---- Supplied data

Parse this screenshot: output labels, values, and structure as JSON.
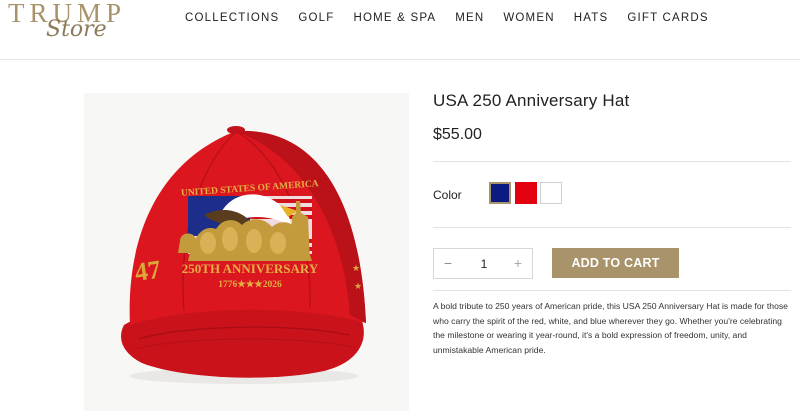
{
  "brand": {
    "logo_top": "TRUMP",
    "logo_bottom": "Store"
  },
  "nav": {
    "items": [
      {
        "label": "COLLECTIONS"
      },
      {
        "label": "GOLF"
      },
      {
        "label": "HOME & SPA"
      },
      {
        "label": "MEN"
      },
      {
        "label": "WOMEN"
      },
      {
        "label": "HATS"
      },
      {
        "label": "GIFT CARDS"
      }
    ]
  },
  "product": {
    "title": "USA 250 Anniversary Hat",
    "price": "$55.00",
    "color_label": "Color",
    "colors": [
      {
        "name": "navy",
        "hex": "#0b1b80",
        "selected": true
      },
      {
        "name": "red",
        "hex": "#e3000f",
        "selected": false
      },
      {
        "name": "white",
        "hex": "#ffffff",
        "selected": false
      }
    ],
    "quantity": {
      "minus": "−",
      "value": "1",
      "plus": "+"
    },
    "add_to_cart_label": "ADD TO CART",
    "description": "A bold tribute to 250 years of American pride, this USA 250 Anniversary Hat is made for those who carry the spirit of the red, white, and blue wherever they go. Whether you're celebrating the milestone or wearing it year-round, it's a bold expression of freedom, unity, and unmistakable American pride."
  },
  "hat_image": {
    "embroidery_top": "UNITED STATES OF AMERICA",
    "embroidery_main": "250TH ANNIVERSARY",
    "embroidery_years": "1776★★★2026",
    "hat_color": "#d8141c",
    "embroidery_color": "#d9a93a"
  }
}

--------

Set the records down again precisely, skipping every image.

Response box
Parse this screenshot: output labels, values, and structure as JSON.
{
  "brand": {
    "logo_top": "TRUMP",
    "logo_bottom": "Store"
  },
  "nav": {
    "items": [
      {
        "label": "COLLECTIONS"
      },
      {
        "label": "GOLF"
      },
      {
        "label": "HOME & SPA"
      },
      {
        "label": "MEN"
      },
      {
        "label": "WOMEN"
      },
      {
        "label": "HATS"
      },
      {
        "label": "GIFT CARDS"
      }
    ]
  },
  "product": {
    "title": "USA 250 Anniversary Hat",
    "price": "$55.00",
    "color_label": "Color",
    "colors": [
      {
        "name": "navy",
        "hex": "#0b1b80",
        "selected": true
      },
      {
        "name": "red",
        "hex": "#e3000f",
        "selected": false
      },
      {
        "name": "white",
        "hex": "#ffffff",
        "selected": false
      }
    ],
    "quantity": {
      "minus": "−",
      "value": "1",
      "plus": "+"
    },
    "add_to_cart_label": "ADD TO CART",
    "description": "A bold tribute to 250 years of American pride, this USA 250 Anniversary Hat is made for those who carry the spirit of the red, white, and blue wherever they go. Whether you're celebrating the milestone or wearing it year-round, it's a bold expression of freedom, unity, and unmistakable American pride."
  },
  "hat_image": {
    "embroidery_top": "UNITED STATES OF AMERICA",
    "embroidery_main": "250TH ANNIVERSARY",
    "embroidery_years": "1776★★★2026",
    "hat_color": "#d8141c",
    "embroidery_color": "#d9a93a"
  }
}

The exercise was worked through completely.